Rosalie, an East County resident since 1983 and a huge volunteer worker at the Lakewood Ranch Elks Lodge, underwent two dozen blood transfusions in the first year after her diagnosis. After the first year, she lost count.
All the while, Rosalie was steadfast in her objections to accepting the blood.
"She always was concerned that the blood could help someone else," Sarah said.
Those familiar with Rosalie's work as a coordinator of Elks Feeding Empty Little Tummies (EFELT) knew that was just Rosalie, always thinking about someone else. But Sarah and her father, Clayton Wakefield, had to make sure she kept taking the transfusions.

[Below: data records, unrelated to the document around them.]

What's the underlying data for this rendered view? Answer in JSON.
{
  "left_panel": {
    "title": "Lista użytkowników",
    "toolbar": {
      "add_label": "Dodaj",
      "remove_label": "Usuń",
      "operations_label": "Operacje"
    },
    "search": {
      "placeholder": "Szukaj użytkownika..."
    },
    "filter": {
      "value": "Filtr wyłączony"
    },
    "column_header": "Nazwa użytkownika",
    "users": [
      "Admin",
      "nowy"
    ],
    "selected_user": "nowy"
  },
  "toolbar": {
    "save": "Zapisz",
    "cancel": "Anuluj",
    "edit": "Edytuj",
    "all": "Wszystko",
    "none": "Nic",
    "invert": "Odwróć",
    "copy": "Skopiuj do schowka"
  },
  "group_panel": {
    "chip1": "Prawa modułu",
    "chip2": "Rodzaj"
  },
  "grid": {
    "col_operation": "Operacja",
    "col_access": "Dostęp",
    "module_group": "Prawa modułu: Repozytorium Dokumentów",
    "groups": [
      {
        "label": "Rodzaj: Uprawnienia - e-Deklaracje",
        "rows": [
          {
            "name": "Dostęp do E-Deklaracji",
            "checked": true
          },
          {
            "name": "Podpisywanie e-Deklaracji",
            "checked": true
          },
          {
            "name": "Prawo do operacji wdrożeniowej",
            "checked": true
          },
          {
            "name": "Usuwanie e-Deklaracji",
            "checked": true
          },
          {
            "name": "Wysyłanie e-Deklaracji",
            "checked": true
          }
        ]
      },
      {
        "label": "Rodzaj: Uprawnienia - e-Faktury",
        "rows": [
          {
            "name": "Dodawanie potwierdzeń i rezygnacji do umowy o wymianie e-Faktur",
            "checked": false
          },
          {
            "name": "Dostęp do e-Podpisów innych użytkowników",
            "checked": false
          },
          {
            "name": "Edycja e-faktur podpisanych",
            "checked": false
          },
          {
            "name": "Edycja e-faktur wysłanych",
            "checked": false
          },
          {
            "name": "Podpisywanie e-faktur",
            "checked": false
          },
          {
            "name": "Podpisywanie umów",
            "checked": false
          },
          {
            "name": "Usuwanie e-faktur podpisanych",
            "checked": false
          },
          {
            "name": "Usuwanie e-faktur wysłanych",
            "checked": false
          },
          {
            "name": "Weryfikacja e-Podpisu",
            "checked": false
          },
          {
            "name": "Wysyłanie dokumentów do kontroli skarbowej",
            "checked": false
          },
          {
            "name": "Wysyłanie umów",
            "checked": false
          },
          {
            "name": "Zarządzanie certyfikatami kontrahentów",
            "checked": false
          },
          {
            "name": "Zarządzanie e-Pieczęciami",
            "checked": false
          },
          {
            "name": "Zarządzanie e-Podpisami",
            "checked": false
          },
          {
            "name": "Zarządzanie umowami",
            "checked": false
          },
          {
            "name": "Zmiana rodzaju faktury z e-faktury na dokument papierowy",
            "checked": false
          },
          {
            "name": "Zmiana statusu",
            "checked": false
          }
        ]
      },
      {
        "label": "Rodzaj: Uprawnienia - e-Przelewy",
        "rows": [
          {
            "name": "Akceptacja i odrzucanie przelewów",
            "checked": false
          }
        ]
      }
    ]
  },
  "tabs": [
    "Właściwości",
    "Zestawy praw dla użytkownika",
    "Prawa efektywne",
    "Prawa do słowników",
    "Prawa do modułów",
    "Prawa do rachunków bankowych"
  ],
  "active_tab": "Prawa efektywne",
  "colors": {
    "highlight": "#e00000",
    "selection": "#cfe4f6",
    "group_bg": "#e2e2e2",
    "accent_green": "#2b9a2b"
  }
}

"Without it, she would have died real early," Clayton said.
Then came the day — April 26, 2018 — the SunCoast Blood Bank van drove up to Sarah's workplace, Norton Hammersley in Sarasota. Sarah looked out at the van.
"I had never given blood," she said. "Never thought twice about it."
She thought of her mom, and walked to the van. She was terrified.
"But they were nice," Sarah said. "I told them why I was there and they gave me some juice. Then they took my blood. I didn't even feel it. I sat there 15 to 20 minutes, then I went back to work.
"I felt proud of myself."
Rosalie died in October and Sarah promised herself she would continue to give blood in the future. She also wondered how many people had similar fears.
That thought has led to the first Rosalie Wakefield Memorial Blood Drive and Vendor Fair, 9 a.m. to 2 p.m., Saturday, July 27 at the Lakewood Ranch Elks Lodge, 4602 Lena Road, Bradenton. The event is free and open to the public whether or not people want to give blood. There will be plenty of food and craft vendors on hand and the lodge will be open to all, whether or not the person is an Elks member.
"I tell people, you have to," Sarah said about giving blood. "You don't know who you are helping."
Clayton said he, too, will try to give blood during the special event. However, at 76 and with several medical issues, he isn't sure he will be a suitable candidate. Nonetheless, he will try.
He is glad the event is about giving blood as they could have started a cancer fundraiser in his wife's name.
"So many (fundraisers) go on with cancer," he said. "But they aren't getting enough blood for people who need it."
A huge turnout is expected as Rosalie, who was 72 when she died, spent the last nine years at the Elks working on the various charitable committees. She long before had established herself as a neighborhood "mom" in her community just off State Road 64 and near the Manatee River.
"They all called her 'Mom,'" Sarah said. "We moved to the east side in 1983 and we always had people from all over the neighborhood to the house. Mom was 100% Italian and she always would say, 'Are you hungry?'"
It was much the same when she joined the Elks, a commitment Clayton said she wished she had made far sooner.
"She didn't go to the Elks to sit and relax," Sarah said. "She would be cleaning everything, or walking around and picking up glasses."
Just before her death, Rosalie was more concerned with her work as EFELT coordinator than her illness. Clayton was headed to Tropicana, which had agreed to provide a room at its business so the EFELT food could be packed. Rosalie insisted on going to make sure it was perfect for the program.
She then made Clayton, who owned auto repair shops such as Palmetto Amoco and Manatee Avenue Amoco over the years, swear he would continue to coordinate and run EFELT after her death. He has kept his word.
He said he is sure the Elks will support the cause, as they know what Rosalie meant to everyone.
Clayton remembers thinking if not for the transfusions, she might not have endured so much pain.
Then he remembers the final two weeks of her life, when she could hardly move or talk. He would put on music from the 1950s and 1960s and pick her up in his arms. They would dance from room to room, wherever she needed to go.
No matter how painful, he came to a realization.
"Those were two of the best weeks of my life."